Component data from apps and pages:
BEGIN

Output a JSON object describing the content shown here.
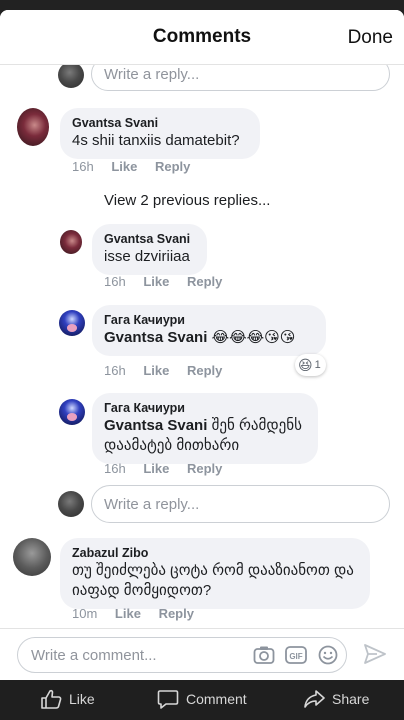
{
  "header": {
    "title": "Comments",
    "done_label": "Done"
  },
  "top_reply_input": {
    "placeholder": "Write a reply..."
  },
  "comments": [
    {
      "author": "Gvantsa Svani",
      "text": "4s shii tanxiis damatebit?",
      "time": "16h",
      "like": "Like",
      "reply": "Reply"
    },
    {
      "author": "Zabazul Zibo",
      "text": "თუ შეიძლება ცოტა რომ დააზიანოთ და იაფად მომყიდოთ?",
      "time": "10m",
      "like": "Like",
      "reply": "Reply"
    }
  ],
  "view_previous": "View 2 previous replies...",
  "replies": [
    {
      "author": "Gvantsa Svani",
      "text": "isse dzviriiaa",
      "time": "16h",
      "like": "Like",
      "reply": "Reply"
    },
    {
      "author": "Гага Качиури",
      "mention": "Gvantsa Svani",
      "text": "😂😂😂😘😘",
      "time": "16h",
      "like": "Like",
      "reply": "Reply",
      "reaction": {
        "emoji": "😆",
        "count": "1"
      }
    },
    {
      "author": "Гага Качиури",
      "mention": "Gvantsa Svani",
      "text": "შენ რამდენს დაამატებ მითხარი",
      "time": "16h",
      "like": "Like",
      "reply": "Reply"
    }
  ],
  "reply_input": {
    "placeholder": "Write a reply..."
  },
  "composer": {
    "placeholder": "Write a comment...",
    "icons": [
      "camera-icon",
      "gif-icon",
      "emoji-icon",
      "send-icon"
    ]
  },
  "tabbar": {
    "like_label": "Like",
    "comment_label": "Comment",
    "share_label": "Share"
  }
}
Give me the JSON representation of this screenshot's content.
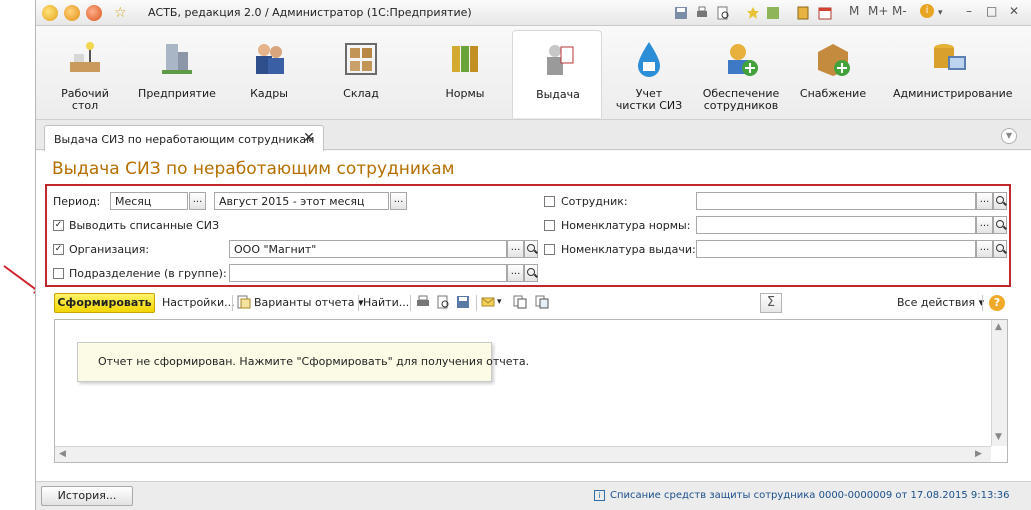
{
  "window": {
    "title": "АСТБ, редакция 2.0 / Администратор  (1С:Предприятие)",
    "right_controls": [
      "M",
      "M+",
      "M-"
    ]
  },
  "sections": [
    {
      "label": "Рабочий\nстол",
      "icon": "desk-icon"
    },
    {
      "label": "Предприятие",
      "icon": "enterprise-icon"
    },
    {
      "label": "Кадры",
      "icon": "staff-icon"
    },
    {
      "label": "Склад",
      "icon": "warehouse-icon"
    },
    {
      "label": "Нормы",
      "icon": "norms-icon"
    },
    {
      "label": "Выдача",
      "icon": "issue-icon"
    },
    {
      "label": "Учет\nчистки СИЗ",
      "icon": "cleaning-icon"
    },
    {
      "label": "Обеспечение\nсотрудников",
      "icon": "supply-staff-icon"
    },
    {
      "label": "Снабжение",
      "icon": "procurement-icon"
    },
    {
      "label": "Администрирование",
      "icon": "admin-icon"
    }
  ],
  "tab": {
    "label": "Выдача СИЗ по неработающим сотрудникам",
    "close": "✕"
  },
  "form": {
    "title": "Выдача СИЗ по неработающим сотрудникам",
    "period_label": "Период:",
    "period_type": "Месяц",
    "period_value": "Август 2015 - этот месяц",
    "show_written_off_label": "Выводить списанные СИЗ",
    "show_written_off_checked": true,
    "org_label": "Организация:",
    "org_checked": true,
    "org_value": "ООО \"Магнит\"",
    "dept_label": "Подразделение (в группе):",
    "dept_checked": false,
    "dept_value": "",
    "employee_label": "Сотрудник:",
    "employee_checked": false,
    "norm_item_label": "Номенклатура нормы:",
    "norm_item_checked": false,
    "issue_item_label": "Номенклатура выдачи:",
    "issue_item_checked": false,
    "dots": "..."
  },
  "commands": {
    "generate": "Сформировать",
    "settings": "Настройки...",
    "variants": "Варианты отчета",
    "find": "Найти...",
    "all_actions": "Все действия",
    "sum": "Σ",
    "help": "?"
  },
  "report": {
    "message": "Отчет не сформирован. Нажмите \"Сформировать\" для получения отчета."
  },
  "footer": {
    "history": "История...",
    "status": "Списание средств защиты сотрудника 0000-0000009 от 17.08.2015 9:13:36",
    "status_icon": "i"
  },
  "colors": {
    "accent_title": "#b56f00",
    "highlight_border": "#c0272d",
    "generate_button": "#f2d600",
    "status_link": "#1a4f8a"
  }
}
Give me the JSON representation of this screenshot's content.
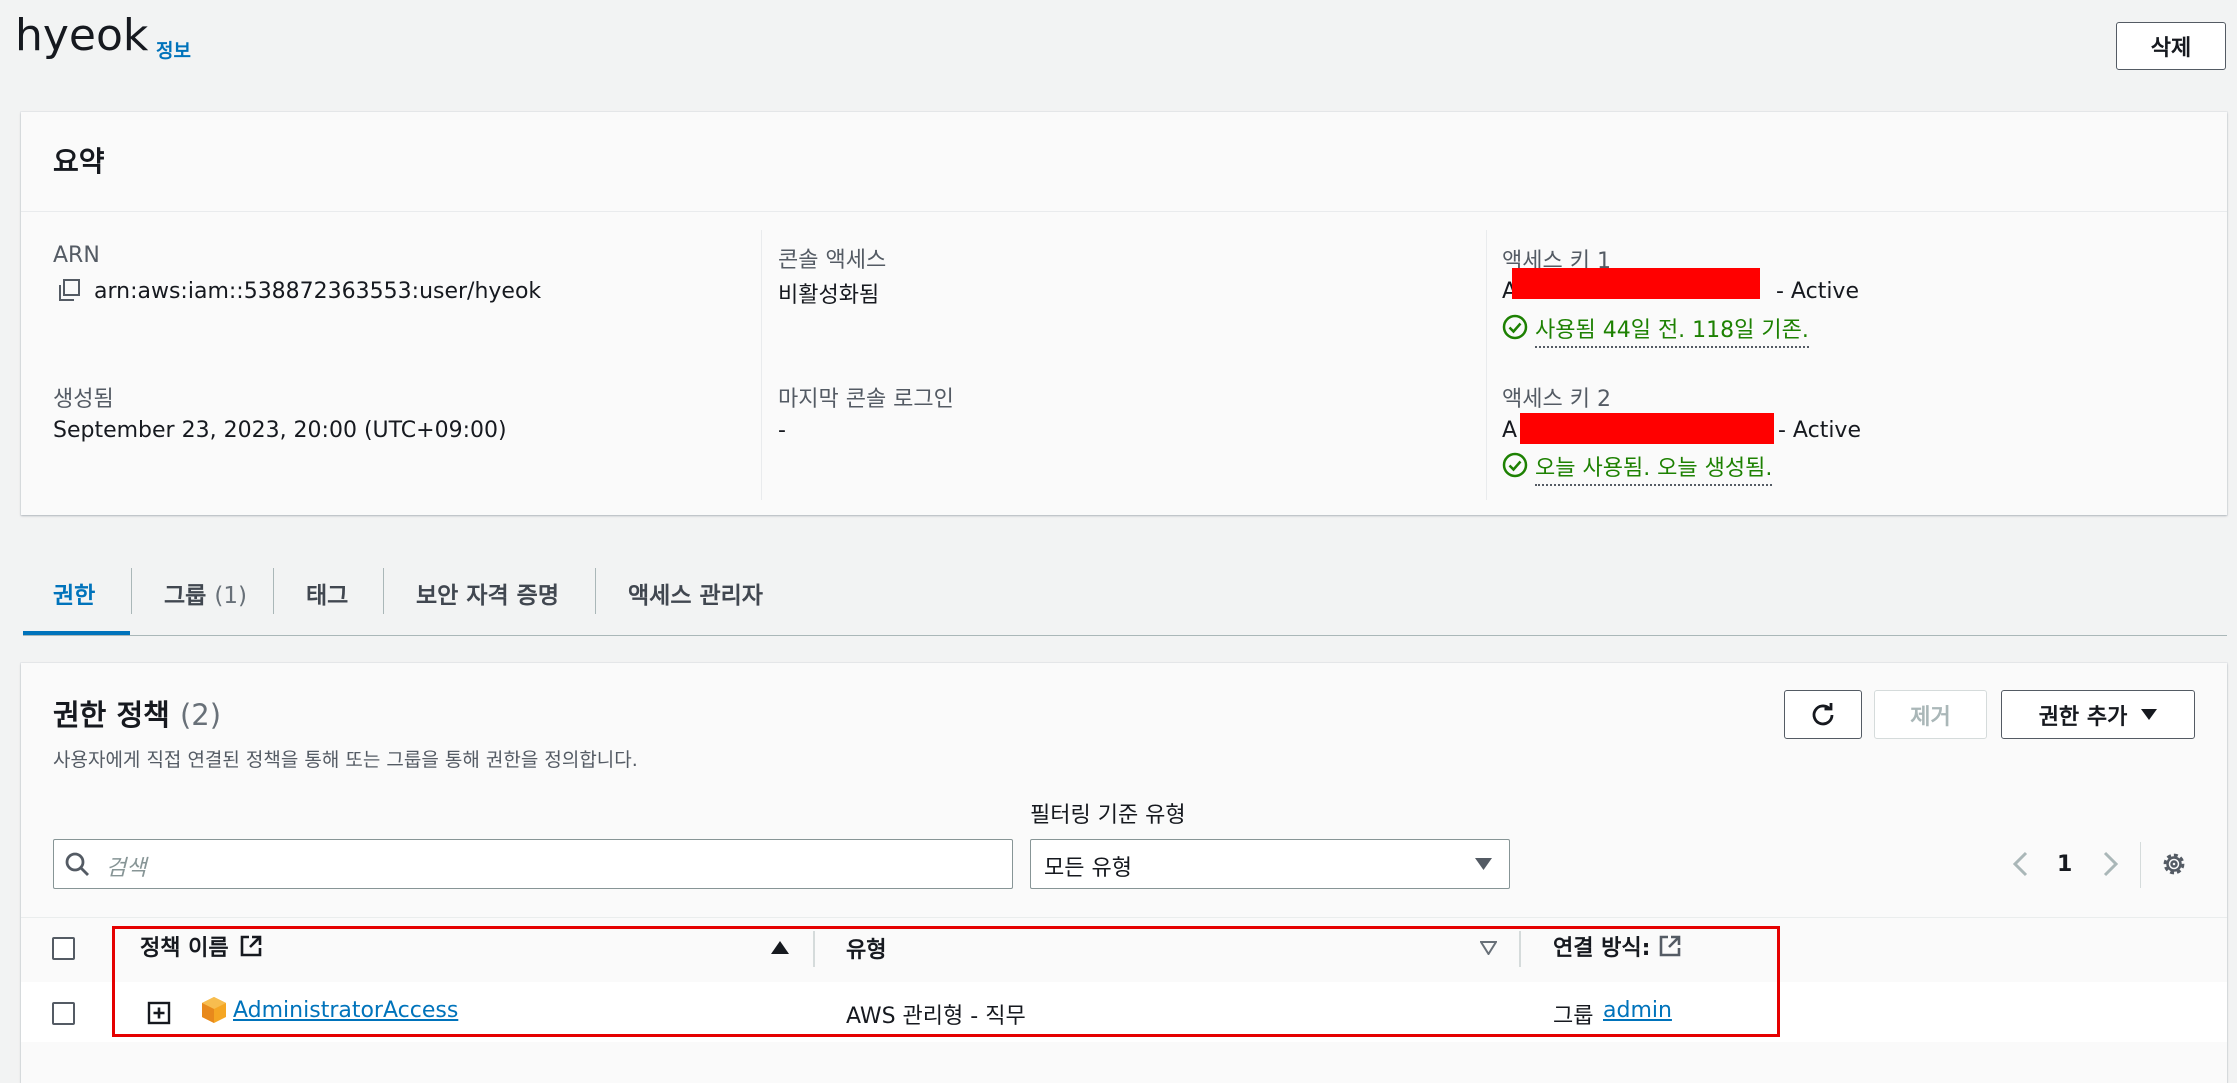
{
  "header": {
    "title": "hyeok",
    "info_link": "정보",
    "delete_label": "삭제"
  },
  "summary": {
    "title": "요약",
    "arn_label": "ARN",
    "arn_value": "arn:aws:iam::538872363553:user/hyeok",
    "created_label": "생성됨",
    "created_value": "September 23, 2023, 20:00 (UTC+09:00)",
    "console_access_label": "콘솔 액세스",
    "console_access_value": "비활성화됨",
    "last_login_label": "마지막 콘솔 로그인",
    "last_login_value": "-",
    "key1_label": "액세스 키 1",
    "key1_prefix": "A",
    "key1_status": "- Active",
    "key1_usage": "사용됨 44일 전. 118일 기존.",
    "key2_label": "액세스 키 2",
    "key2_prefix": "A",
    "key2_status": "- Active",
    "key2_usage": "오늘 사용됨. 오늘 생성됨."
  },
  "tabs": [
    {
      "label": "권한",
      "active": true
    },
    {
      "label": "그룹",
      "count": "(1)"
    },
    {
      "label": "태그"
    },
    {
      "label": "보안 자격 증명"
    },
    {
      "label": "액세스 관리자"
    }
  ],
  "permissions": {
    "title": "권한 정책",
    "count": "(2)",
    "description": "사용자에게 직접 연결된 정책을 통해 또는 그룹을 통해 권한을 정의합니다.",
    "remove_label": "제거",
    "add_label": "권한 추가",
    "filter_type_label": "필터링 기준 유형",
    "search_placeholder": "검색",
    "filter_selected": "모든 유형",
    "page_number": "1",
    "columns": {
      "policy_name": "정책 이름",
      "type": "유형",
      "attached_via": "연결 방식:"
    },
    "rows": [
      {
        "policy_name": "AdministratorAccess",
        "type": "AWS 관리형 - 직무",
        "attached_prefix": "그룹",
        "attached_link": "admin"
      }
    ]
  },
  "colors": {
    "link": "#0073bb",
    "success": "#1d8102",
    "active_tab": "#0073bb",
    "highlight_box": "#e50000",
    "redaction": "#ff0000"
  }
}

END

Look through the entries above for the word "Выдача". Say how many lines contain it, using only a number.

*Response to this exercise:*
3